Assigned task: Once the images are set aside, output the listing exactly as it stands.

--------------------

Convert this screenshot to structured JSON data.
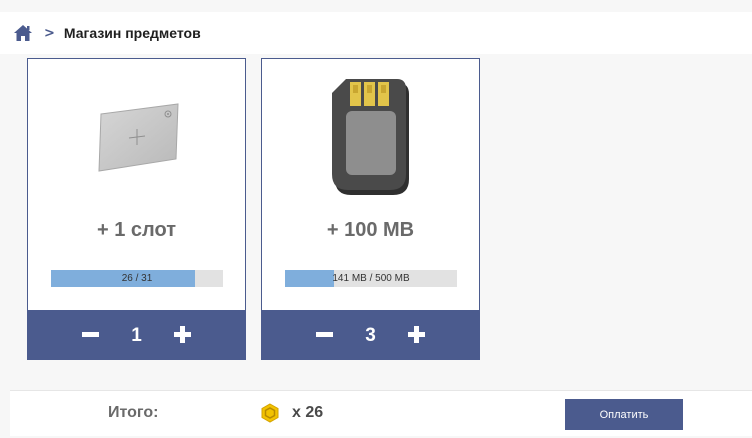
{
  "header": {
    "home_icon": "home-icon",
    "separator": ">",
    "title": "Магазин предметов"
  },
  "items": [
    {
      "icon": "card-slot-icon",
      "title": "+ 1 слот",
      "progress_text": "26 / 31",
      "progress_fraction": 0.839,
      "quantity": "1"
    },
    {
      "icon": "sim-card-icon",
      "title": "+ 100 MB",
      "progress_text": "141 MB / 500 MB",
      "progress_fraction": 0.282,
      "quantity": "3"
    }
  ],
  "footer": {
    "total_label": "Итого:",
    "currency_icon": "hex-coin-icon",
    "total_amount": "x 26",
    "pay_label": "Оплатить"
  },
  "colors": {
    "accent": "#4b5b8e",
    "progress_fill": "#7faedc",
    "coin": "#f2c200"
  }
}
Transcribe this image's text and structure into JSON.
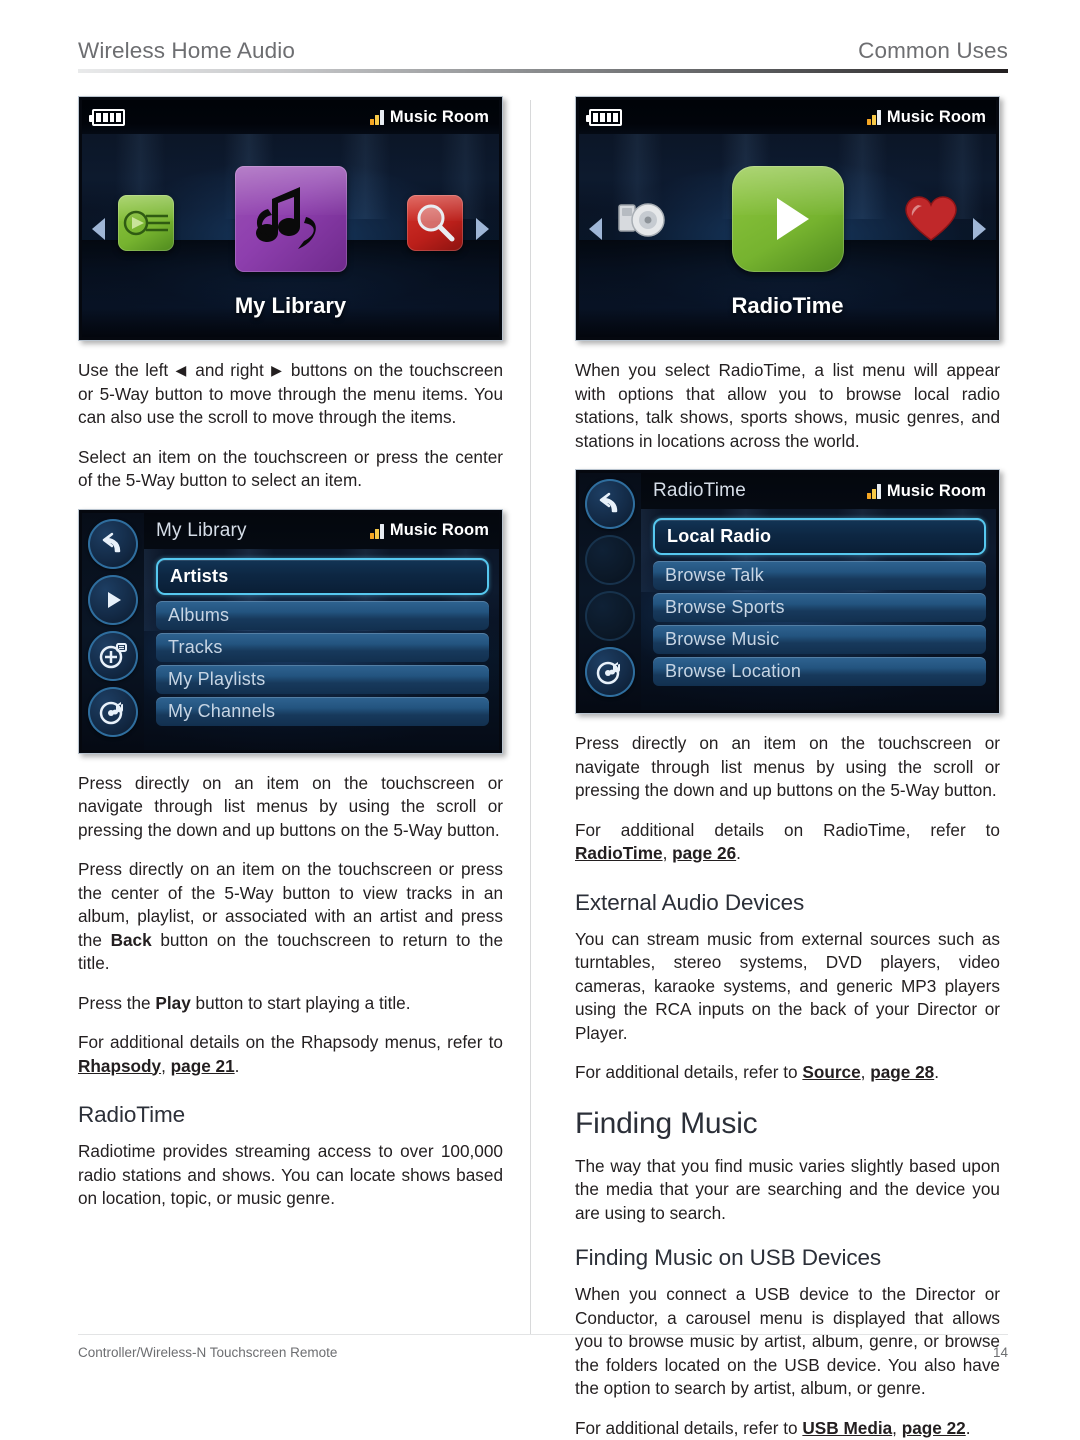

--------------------

Answer:
Convert this screenshot to structured JSON data.
{
  "header": {
    "home_icon": "home-icon",
    "separator": ">",
    "title": "Магазин предметов"
  },
  "items": [
    {
      "icon": "card-slot-icon",
      "title": "+ 1 слот",
      "progress_text": "26 / 31",
      "progress_fraction": 0.839,
      "quantity": "1"
    },
    {
      "icon": "sim-card-icon",
      "title": "+ 100 MB",
      "progress_text": "141 MB / 500 MB",
      "progress_fraction": 0.282,
      "quantity": "3"
    }
  ],
  "footer": {
    "total_label": "Итого:",
    "currency_icon": "hex-coin-icon",
    "total_amount": "x 26",
    "pay_label": "Оплатить"
  },
  "colors": {
    "accent": "#4b5b8e",
    "progress_fill": "#7faedc",
    "coin": "#f2c200"
  }
}
Transcribe this image's text and structure into JSON.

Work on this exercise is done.